● **Exercise**: Return each line of the data below verbatim; pictures are to be left out.

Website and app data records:

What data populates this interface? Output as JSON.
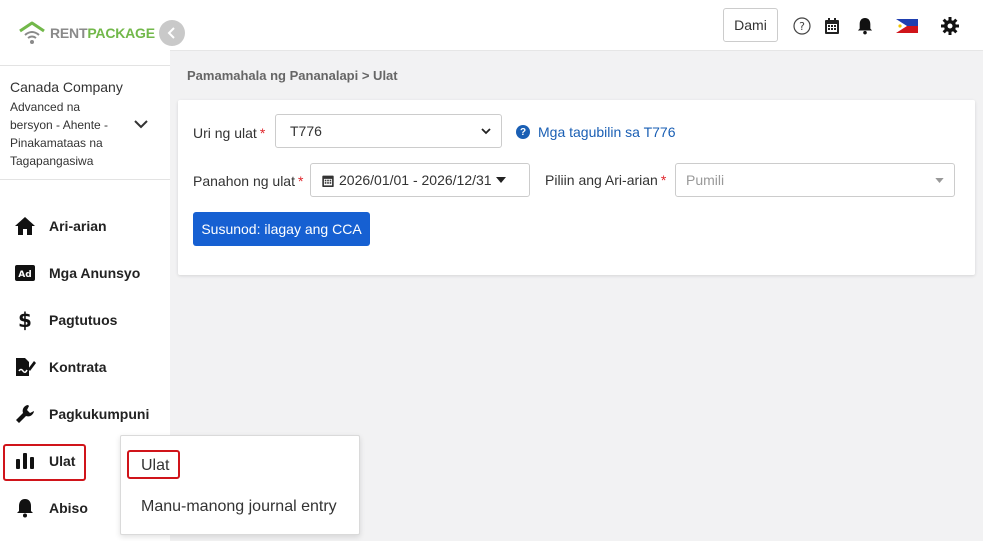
{
  "brand": {
    "logo_text_a": "RENT",
    "logo_text_b": "PACKAGE"
  },
  "company": {
    "name": "Canada Company",
    "role": "Advanced na bersyon - Ahente - Pinakamataas na Tagapangasiwa"
  },
  "sidebar": {
    "items": [
      {
        "label": "Ari-arian",
        "icon": "house-icon"
      },
      {
        "label": "Mga Anunsyo",
        "icon": "ad-icon"
      },
      {
        "label": "Pagtutuos",
        "icon": "dollar-icon"
      },
      {
        "label": "Kontrata",
        "icon": "contract-icon"
      },
      {
        "label": "Pagkukumpuni",
        "icon": "wrench-icon"
      },
      {
        "label": "Ulat",
        "icon": "bar-chart-icon"
      },
      {
        "label": "Abiso",
        "icon": "bell-icon"
      }
    ]
  },
  "topbar": {
    "more_label": "Dami",
    "icons": [
      "help-icon",
      "calendar-icon",
      "bell-icon",
      "philippines-flag-icon",
      "gear-icon"
    ]
  },
  "breadcrumb": "Pamamahala ng Pananalapi > Ulat",
  "form": {
    "report_type_label": "Uri ng ulat",
    "report_type_value": "T776",
    "help_link": "Mga tagubilin sa T776",
    "period_label": "Panahon ng ulat",
    "period_value": "2026/01/01 - 2026/12/31",
    "property_label": "Piliin ang Ari-arian",
    "property_placeholder": "Pumili",
    "required_mark": "*",
    "next_button": "Susunod: ilagay ang CCA"
  },
  "submenu": {
    "items": [
      "Ulat",
      "Manu-manong journal entry"
    ]
  },
  "colors": {
    "primary": "#1660d2",
    "link": "#1a5fb4",
    "brand_green": "#72b84a",
    "highlight_red": "#d0141a"
  }
}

● **Exercise result**:
What data populates this interface? Output as JSON.
{
  "brand": {
    "logo_text_a": "RENT",
    "logo_text_b": "PACKAGE"
  },
  "company": {
    "name": "Canada Company",
    "role": "Advanced na bersyon - Ahente - Pinakamataas na Tagapangasiwa"
  },
  "sidebar": {
    "items": [
      {
        "label": "Ari-arian",
        "icon": "house-icon"
      },
      {
        "label": "Mga Anunsyo",
        "icon": "ad-icon"
      },
      {
        "label": "Pagtutuos",
        "icon": "dollar-icon"
      },
      {
        "label": "Kontrata",
        "icon": "contract-icon"
      },
      {
        "label": "Pagkukumpuni",
        "icon": "wrench-icon"
      },
      {
        "label": "Ulat",
        "icon": "bar-chart-icon"
      },
      {
        "label": "Abiso",
        "icon": "bell-icon"
      }
    ]
  },
  "topbar": {
    "more_label": "Dami",
    "icons": [
      "help-icon",
      "calendar-icon",
      "bell-icon",
      "philippines-flag-icon",
      "gear-icon"
    ]
  },
  "breadcrumb": "Pamamahala ng Pananalapi > Ulat",
  "form": {
    "report_type_label": "Uri ng ulat",
    "report_type_value": "T776",
    "help_link": "Mga tagubilin sa T776",
    "period_label": "Panahon ng ulat",
    "period_value": "2026/01/01 - 2026/12/31",
    "property_label": "Piliin ang Ari-arian",
    "property_placeholder": "Pumili",
    "required_mark": "*",
    "next_button": "Susunod: ilagay ang CCA"
  },
  "submenu": {
    "items": [
      "Ulat",
      "Manu-manong journal entry"
    ]
  },
  "colors": {
    "primary": "#1660d2",
    "link": "#1a5fb4",
    "brand_green": "#72b84a",
    "highlight_red": "#d0141a"
  }
}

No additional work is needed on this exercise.